heliguy™ OSC Consultancy
Preparing a watertight OSC submission can be daunting, so heliguy™ has an in-house consultancy to help, as part of our drone training offering.
This streamlines the process, offering expert support, advice and client involvement throughout, and builds a proposal tailored to each client - reducing the chances of requiring costly rewrites. It is spearheaded by Josh, a former UAS Technical Surveyor at the CAA, who was previously responsible for the evaluation, development and approval of OSC applications.
Josh has helped heliguy™ clients achieve ambitious OSCs, including EVLOS operations to a maximum range of 3,000m. It's worth noting that the term EVLOS has been replaced with the phrase, Beyond Visual Line of Sight with Visual Mitigation.
In one example, the CAA praised the 'clear and logical' OSC submission, saying the low number of queries within such a complex bid was 'remarkable and rare'. Find out more by reading this blog.
Josh, who has also welcomed the news that the DJI FlyCart comes equipped with a parachute, said: "Demand for OSC services is continuing to increase, with a noticeable increase in the complexity of applications recently.
"OSC applications have undergone a significant change in regulatory thought process since November 2022, which reflects the upcoming move to SORA (Specific Operations Risk Assessment) that is due to be implemented by the CAA.
"heliguy™ OSC has, however, continued to deliver results, working with clients to achieve Operational Authorisations for their complex operations in the UK.
"The DJI FlyCart is an exciting innovation from DJI, which I look forward to working with clients to integrate into their ecosystems. Clearly, a platform of this size will represent unique challenges, however, heliguy™ OSC has already delivered heavy lift OSC's, with platforms weighing up to 101kg successfully authorised by the UK CAA to operate."
It's important to note that OSC applicants will require drone industry experience and a weighty dossier of evidence to show they have built a use case and have proved the concept.
The fact that the FlyCart won't be landing in the UK immediately does present an ideal opportunity to prepare for this.
OSCs and DJI FlyCart In The UK: Summary
Drone delivery is a hot topic: Its potential is undoubtably huge and looking forward, it presents an exciting and innovative step within the industry.
The DJI FlyCart stimulates this and offers fresh impetuous to an emerging concept.
Its introduction to the UK won't be immediate, but the possibilities it offers, both in a VLOS and BVLOS capacity, are tantilising and the benefits are tangible.
An OSC would be required to operate the FlyCart in the UK, and applicants will need a fair bit of experience/evidence of competency under their belt before they can expect to get an OSC over the line.
But, obtaining an OSC would unlock huge opportunity for operators of this aircraft, whenever it does become available for the UK market.

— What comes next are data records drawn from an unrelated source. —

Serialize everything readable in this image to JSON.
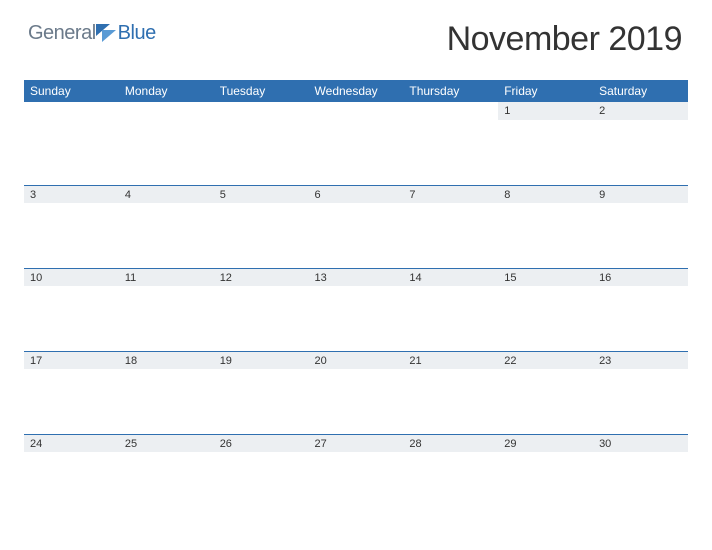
{
  "brand": {
    "part1": "General",
    "part2": "Blue"
  },
  "title": "November 2019",
  "days": [
    "Sunday",
    "Monday",
    "Tuesday",
    "Wednesday",
    "Thursday",
    "Friday",
    "Saturday"
  ],
  "weeks": [
    [
      "",
      "",
      "",
      "",
      "",
      "1",
      "2"
    ],
    [
      "3",
      "4",
      "5",
      "6",
      "7",
      "8",
      "9"
    ],
    [
      "10",
      "11",
      "12",
      "13",
      "14",
      "15",
      "16"
    ],
    [
      "17",
      "18",
      "19",
      "20",
      "21",
      "22",
      "23"
    ],
    [
      "24",
      "25",
      "26",
      "27",
      "28",
      "29",
      "30"
    ]
  ]
}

And heliguy™ is here to support these applications and offer advice and support throughout.
To further discuss OSCs and to find out how our OSC consultant can help you, contact us.